**PROBLEM STATEMENT**
Here the job is to repeat the listing exactly, but not the pictures in it.

── ENTRIES SHOWN ──

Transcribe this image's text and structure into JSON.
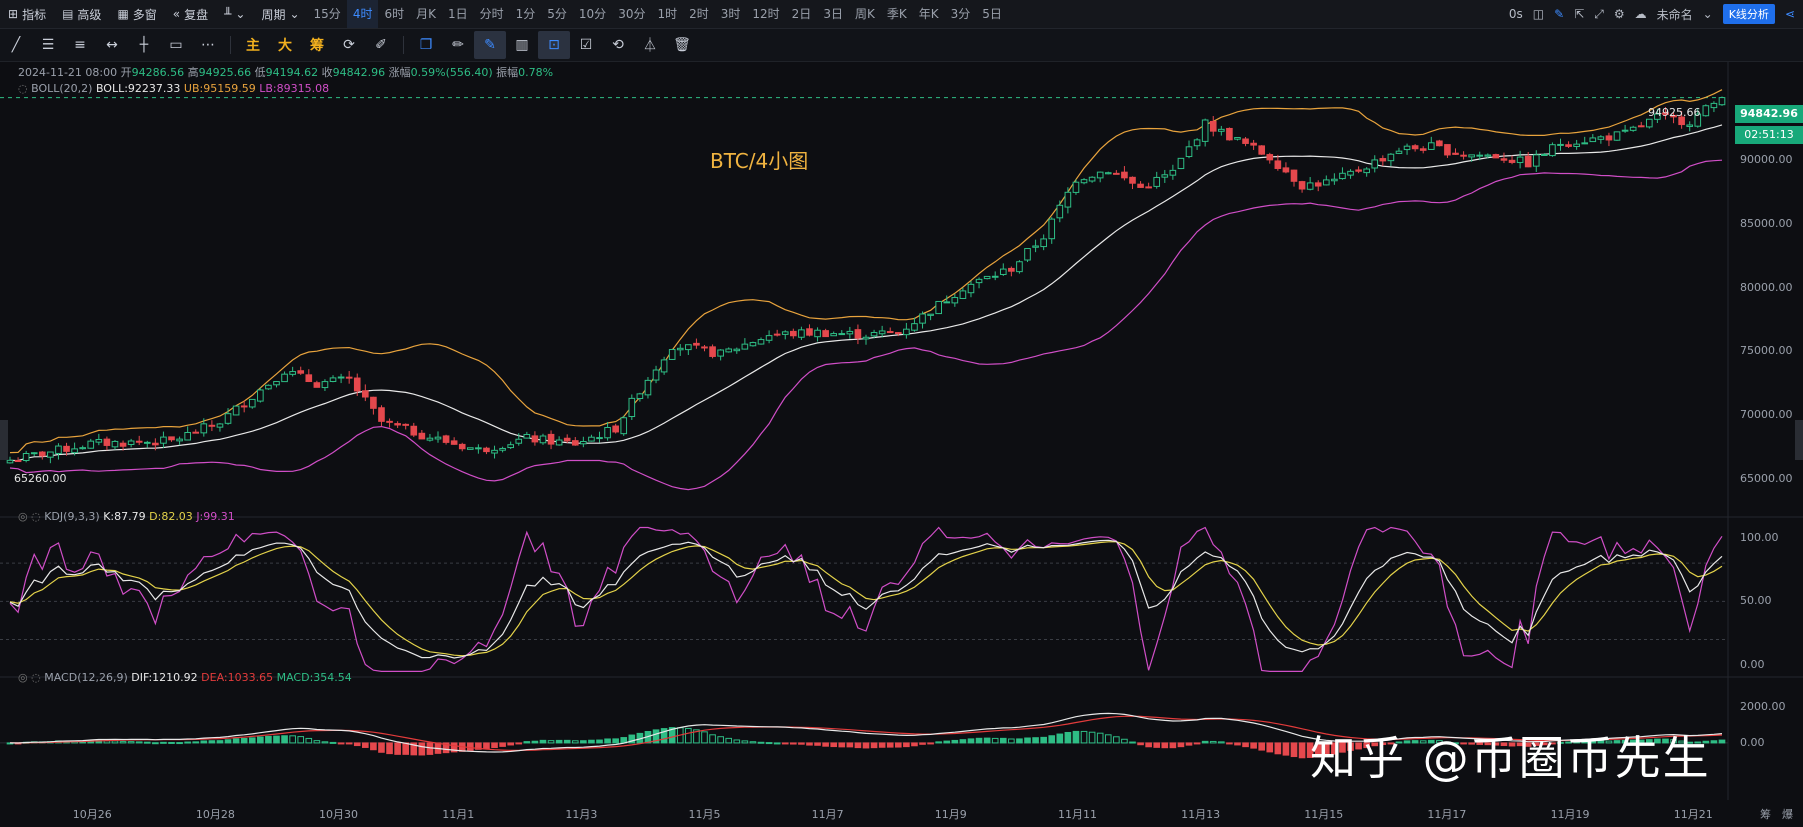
{
  "toolbar": {
    "indicators": "指标",
    "advanced": "高级",
    "multi_window": "多窗",
    "replay": "复盘",
    "period": "周期",
    "timeframes": [
      "15分",
      "4时",
      "6时",
      "月K",
      "1日",
      "分时",
      "1分",
      "5分",
      "10分",
      "30分",
      "1时",
      "2时",
      "3时",
      "12时",
      "2日",
      "3日",
      "周K",
      "季K",
      "年K",
      "3分",
      "5日"
    ],
    "active_timeframe": "4时",
    "latency": "0s",
    "layout_name": "未命名",
    "analysis_button": "K线分析"
  },
  "drawing_tools": {
    "main": "主",
    "big": "大",
    "chip": "筹"
  },
  "ohlc": {
    "date": "2024-11-21 08:00",
    "open_label": "开",
    "open": "94286.56",
    "high_label": "高",
    "high": "94925.66",
    "low_label": "低",
    "low": "94194.62",
    "close_label": "收",
    "close": "94842.96",
    "change_label": "涨幅",
    "change": "0.59%(556.40)",
    "amp_label": "振幅",
    "amp": "0.78%"
  },
  "boll": {
    "name": "BOLL(20,2)",
    "boll": "BOLL:92237.33",
    "ub": "UB:95159.59",
    "lb": "LB:89315.08"
  },
  "kdj": {
    "name": "KDJ(9,3,3)",
    "k": "K:87.79",
    "d": "D:82.03",
    "j": "J:99.31"
  },
  "macd": {
    "name": "MACD(12,26,9)",
    "dif": "DIF:1210.92",
    "dea": "DEA:1033.65",
    "macd": "MACD:354.54"
  },
  "chart_title": "BTC/4小图",
  "price_axis": [
    "90000.00",
    "85000.00",
    "80000.00",
    "75000.00",
    "70000.00",
    "65000.00"
  ],
  "kdj_axis": [
    "100.00",
    "50.00",
    "0.00"
  ],
  "macd_axis": [
    "2000.00",
    "0.00"
  ],
  "current_price": "94842.96",
  "countdown": "02:51:13",
  "high_marker": "94925.66",
  "low_marker": "65260.00",
  "x_axis": [
    "10月26",
    "10月28",
    "10月30",
    "11月1",
    "11月3",
    "11月5",
    "11月7",
    "11月9",
    "11月11",
    "11月13",
    "11月15",
    "11月17",
    "11月19",
    "11月21"
  ],
  "corner_labels": [
    "筹",
    "爆"
  ],
  "watermark": "知乎 @币圈币先生",
  "chart_data": {
    "type": "candlestick",
    "title": "BTC/4小图",
    "x_ticks": [
      "10月26",
      "10月28",
      "10月30",
      "11月1",
      "11月3",
      "11月5",
      "11月7",
      "11月9",
      "11月11",
      "11月13",
      "11月15",
      "11月17",
      "11月19",
      "11月21"
    ],
    "ylim": [
      63000,
      97000
    ],
    "price_anchors": [
      [
        0,
        66500
      ],
      [
        10,
        67800
      ],
      [
        20,
        68000
      ],
      [
        26,
        69500
      ],
      [
        30,
        71500
      ],
      [
        34,
        73500
      ],
      [
        38,
        72500
      ],
      [
        42,
        72800
      ],
      [
        46,
        69500
      ],
      [
        52,
        68300
      ],
      [
        58,
        67300
      ],
      [
        64,
        68200
      ],
      [
        70,
        67800
      ],
      [
        75,
        69000
      ],
      [
        78,
        72000
      ],
      [
        82,
        75500
      ],
      [
        88,
        74800
      ],
      [
        94,
        76300
      ],
      [
        100,
        76500
      ],
      [
        106,
        76300
      ],
      [
        110,
        76500
      ],
      [
        114,
        78200
      ],
      [
        118,
        80000
      ],
      [
        124,
        81500
      ],
      [
        128,
        84000
      ],
      [
        132,
        88500
      ],
      [
        136,
        89200
      ],
      [
        140,
        87800
      ],
      [
        144,
        89000
      ],
      [
        148,
        92800
      ],
      [
        152,
        91500
      ],
      [
        156,
        90200
      ],
      [
        160,
        88000
      ],
      [
        164,
        88300
      ],
      [
        168,
        89500
      ],
      [
        172,
        90800
      ],
      [
        176,
        91000
      ],
      [
        180,
        90400
      ],
      [
        184,
        90300
      ],
      [
        188,
        89700
      ],
      [
        192,
        91300
      ],
      [
        196,
        91600
      ],
      [
        200,
        92000
      ],
      [
        204,
        93300
      ],
      [
        208,
        93000
      ],
      [
        212,
        94842.96
      ]
    ],
    "kdj_ylim": [
      0,
      110
    ],
    "macd_ylim": [
      -2600,
      3200
    ],
    "series": [
      {
        "name": "BOLL",
        "color": "#e8e8e8"
      },
      {
        "name": "UB",
        "color": "#e8a33d"
      },
      {
        "name": "LB",
        "color": "#d04ec7"
      },
      {
        "name": "K",
        "color": "#e8e8e8"
      },
      {
        "name": "D",
        "color": "#e3d24a"
      },
      {
        "name": "J",
        "color": "#d04ec7"
      },
      {
        "name": "DIF",
        "color": "#e8e8e8"
      },
      {
        "name": "DEA",
        "color": "#e23b3b"
      }
    ],
    "up_color": "#2ebd85",
    "down_color": "#e5484d"
  }
}
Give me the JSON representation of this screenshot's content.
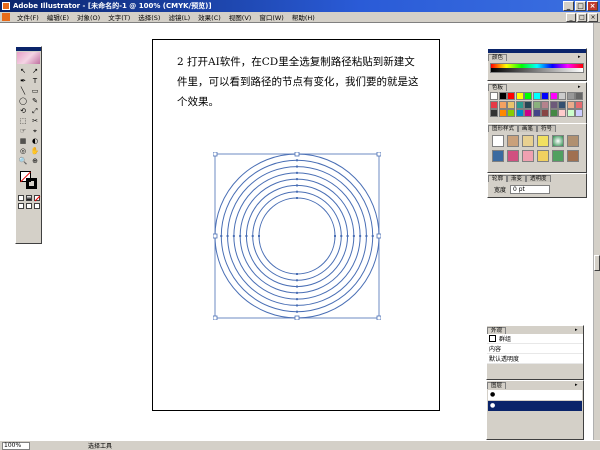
{
  "window": {
    "title": "Adobe Illustrator - [未命名的-1 @ 100% (CMYK/预览)]",
    "buttons": [
      "_",
      "□",
      "×"
    ]
  },
  "menubar": {
    "items": [
      "文件(F)",
      "编辑(E)",
      "对象(O)",
      "文字(T)",
      "选择(S)",
      "滤镜(L)",
      "效果(C)",
      "视图(V)",
      "窗口(W)",
      "帮助(H)"
    ],
    "doc_buttons": [
      "_",
      "□",
      "×"
    ]
  },
  "toolbox": {
    "tools": [
      "↖",
      "↗",
      "✒",
      "T",
      "╲",
      "▭",
      "◯",
      "✎",
      "⟲",
      "⤢",
      "⬚",
      "✂",
      "☞",
      "⌖",
      "▦",
      "◐",
      "◎",
      "✋",
      "🔍",
      "⊕"
    ]
  },
  "document": {
    "text": "2 打开AI软件，在CD里全选复制路径粘贴到新建文件里，可以看到路径的节点有变化，我们要的就是这个效果。"
  },
  "rings": {
    "count": 8,
    "color": "#4a6fb5"
  },
  "panels": {
    "color": {
      "tab": "颜色"
    },
    "swatches": {
      "tab": "色板",
      "colors": [
        "#ffffff",
        "#000000",
        "#ff0000",
        "#ffff00",
        "#00ff00",
        "#00ffff",
        "#0000ff",
        "#ff00ff",
        "#cccccc",
        "#999999",
        "#666666",
        "#e63946",
        "#f4a261",
        "#e9c46a",
        "#2a9d8f",
        "#264653",
        "#8ab17d",
        "#b5838d",
        "#6d597a",
        "#355070",
        "#eaac8b",
        "#e56b6f",
        "#333333",
        "#ff8800",
        "#88cc00",
        "#0088cc",
        "#cc0088",
        "#444488",
        "#884444",
        "#448844",
        "#ffcccc",
        "#ccffcc",
        "#ccccff"
      ]
    },
    "styles": {
      "tabs": [
        "图形样式",
        "画笔",
        "符号"
      ]
    },
    "stroke": {
      "tabs": [
        "轮廓",
        "渐变",
        "透明度"
      ],
      "label": "宽度",
      "value": "0 pt"
    },
    "appearance": {
      "tab": "外观",
      "rows": [
        "群组",
        "内容",
        "默认透明度"
      ]
    },
    "layers": {
      "tab": "图层"
    }
  },
  "statusbar": {
    "zoom": "100%",
    "tool": "选择工具"
  }
}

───

**TASK OUTPUT**
Transcribe this image's text and structure into JSON.
{
  "toolbar": {
    "indicators": "指标",
    "advanced": "高级",
    "multi_window": "多窗",
    "replay": "复盘",
    "period": "周期",
    "timeframes": [
      "15分",
      "4时",
      "6时",
      "月K",
      "1日",
      "分时",
      "1分",
      "5分",
      "10分",
      "30分",
      "1时",
      "2时",
      "3时",
      "12时",
      "2日",
      "3日",
      "周K",
      "季K",
      "年K",
      "3分",
      "5日"
    ],
    "active_timeframe": "4时",
    "latency": "0s",
    "layout_name": "未命名",
    "analysis_button": "K线分析"
  },
  "drawing_tools": {
    "main": "主",
    "big": "大",
    "chip": "筹"
  },
  "ohlc": {
    "date": "2024-11-21 08:00",
    "open_label": "开",
    "open": "94286.56",
    "high_label": "高",
    "high": "94925.66",
    "low_label": "低",
    "low": "94194.62",
    "close_label": "收",
    "close": "94842.96",
    "change_label": "涨幅",
    "change": "0.59%(556.40)",
    "amp_label": "振幅",
    "amp": "0.78%"
  },
  "boll": {
    "name": "BOLL(20,2)",
    "boll": "BOLL:92237.33",
    "ub": "UB:95159.59",
    "lb": "LB:89315.08"
  },
  "kdj": {
    "name": "KDJ(9,3,3)",
    "k": "K:87.79",
    "d": "D:82.03",
    "j": "J:99.31"
  },
  "macd": {
    "name": "MACD(12,26,9)",
    "dif": "DIF:1210.92",
    "dea": "DEA:1033.65",
    "macd": "MACD:354.54"
  },
  "chart_title": "BTC/4小图",
  "price_axis": [
    "90000.00",
    "85000.00",
    "80000.00",
    "75000.00",
    "70000.00",
    "65000.00"
  ],
  "kdj_axis": [
    "100.00",
    "50.00",
    "0.00"
  ],
  "macd_axis": [
    "2000.00",
    "0.00"
  ],
  "current_price": "94842.96",
  "countdown": "02:51:13",
  "high_marker": "94925.66",
  "low_marker": "65260.00",
  "x_axis": [
    "10月26",
    "10月28",
    "10月30",
    "11月1",
    "11月3",
    "11月5",
    "11月7",
    "11月9",
    "11月11",
    "11月13",
    "11月15",
    "11月17",
    "11月19",
    "11月21"
  ],
  "corner_labels": [
    "筹",
    "爆"
  ],
  "watermark": "知乎 @币圈币先生",
  "chart_data": {
    "type": "candlestick",
    "title": "BTC/4小图",
    "x_ticks": [
      "10月26",
      "10月28",
      "10月30",
      "11月1",
      "11月3",
      "11月5",
      "11月7",
      "11月9",
      "11月11",
      "11月13",
      "11月15",
      "11月17",
      "11月19",
      "11月21"
    ],
    "ylim": [
      63000,
      97000
    ],
    "price_anchors": [
      [
        0,
        66500
      ],
      [
        10,
        67800
      ],
      [
        20,
        68000
      ],
      [
        26,
        69500
      ],
      [
        30,
        71500
      ],
      [
        34,
        73500
      ],
      [
        38,
        72500
      ],
      [
        42,
        72800
      ],
      [
        46,
        69500
      ],
      [
        52,
        68300
      ],
      [
        58,
        67300
      ],
      [
        64,
        68200
      ],
      [
        70,
        67800
      ],
      [
        75,
        69000
      ],
      [
        78,
        72000
      ],
      [
        82,
        75500
      ],
      [
        88,
        74800
      ],
      [
        94,
        76300
      ],
      [
        100,
        76500
      ],
      [
        106,
        76300
      ],
      [
        110,
        76500
      ],
      [
        114,
        78200
      ],
      [
        118,
        80000
      ],
      [
        124,
        81500
      ],
      [
        128,
        84000
      ],
      [
        132,
        88500
      ],
      [
        136,
        89200
      ],
      [
        140,
        87800
      ],
      [
        144,
        89000
      ],
      [
        148,
        92800
      ],
      [
        152,
        91500
      ],
      [
        156,
        90200
      ],
      [
        160,
        88000
      ],
      [
        164,
        88300
      ],
      [
        168,
        89500
      ],
      [
        172,
        90800
      ],
      [
        176,
        91000
      ],
      [
        180,
        90400
      ],
      [
        184,
        90300
      ],
      [
        188,
        89700
      ],
      [
        192,
        91300
      ],
      [
        196,
        91600
      ],
      [
        200,
        92000
      ],
      [
        204,
        93300
      ],
      [
        208,
        93000
      ],
      [
        212,
        94842.96
      ]
    ],
    "kdj_ylim": [
      0,
      110
    ],
    "macd_ylim": [
      -2600,
      3200
    ],
    "series": [
      {
        "name": "BOLL",
        "color": "#e8e8e8"
      },
      {
        "name": "UB",
        "color": "#e8a33d"
      },
      {
        "name": "LB",
        "color": "#d04ec7"
      },
      {
        "name": "K",
        "color": "#e8e8e8"
      },
      {
        "name": "D",
        "color": "#e3d24a"
      },
      {
        "name": "J",
        "color": "#d04ec7"
      },
      {
        "name": "DIF",
        "color": "#e8e8e8"
      },
      {
        "name": "DEA",
        "color": "#e23b3b"
      }
    ],
    "up_color": "#2ebd85",
    "down_color": "#e5484d"
  }
}
Give me the JSON representation of this screenshot's content.
{
  "window": {
    "title": "Adobe Illustrator - [未命名的-1 @ 100% (CMYK/预览)]",
    "buttons": [
      "_",
      "□",
      "×"
    ]
  },
  "menubar": {
    "items": [
      "文件(F)",
      "编辑(E)",
      "对象(O)",
      "文字(T)",
      "选择(S)",
      "滤镜(L)",
      "效果(C)",
      "视图(V)",
      "窗口(W)",
      "帮助(H)"
    ],
    "doc_buttons": [
      "_",
      "□",
      "×"
    ]
  },
  "toolbox": {
    "tools": [
      "↖",
      "↗",
      "✒",
      "T",
      "╲",
      "▭",
      "◯",
      "✎",
      "⟲",
      "⤢",
      "⬚",
      "✂",
      "☞",
      "⌖",
      "▦",
      "◐",
      "◎",
      "✋",
      "🔍",
      "⊕"
    ]
  },
  "document": {
    "text": "2 打开AI软件，在CD里全选复制路径粘贴到新建文件里，可以看到路径的节点有变化，我们要的就是这个效果。"
  },
  "rings": {
    "count": 8,
    "color": "#4a6fb5"
  },
  "panels": {
    "color": {
      "tab": "颜色"
    },
    "swatches": {
      "tab": "色板",
      "colors": [
        "#ffffff",
        "#000000",
        "#ff0000",
        "#ffff00",
        "#00ff00",
        "#00ffff",
        "#0000ff",
        "#ff00ff",
        "#cccccc",
        "#999999",
        "#666666",
        "#e63946",
        "#f4a261",
        "#e9c46a",
        "#2a9d8f",
        "#264653",
        "#8ab17d",
        "#b5838d",
        "#6d597a",
        "#355070",
        "#eaac8b",
        "#e56b6f",
        "#333333",
        "#ff8800",
        "#88cc00",
        "#0088cc",
        "#cc0088",
        "#444488",
        "#884444",
        "#448844",
        "#ffcccc",
        "#ccffcc",
        "#ccccff"
      ]
    },
    "styles": {
      "tabs": [
        "图形样式",
        "画笔",
        "符号"
      ]
    },
    "stroke": {
      "tabs": [
        "轮廓",
        "渐变",
        "透明度"
      ],
      "label": "宽度",
      "value": "0 pt"
    },
    "appearance": {
      "tab": "外观",
      "rows": [
        "群组",
        "内容",
        "默认透明度"
      ]
    },
    "layers": {
      "tab": "图层"
    }
  },
  "statusbar": {
    "zoom": "100%",
    "tool": "选择工具"
  }
}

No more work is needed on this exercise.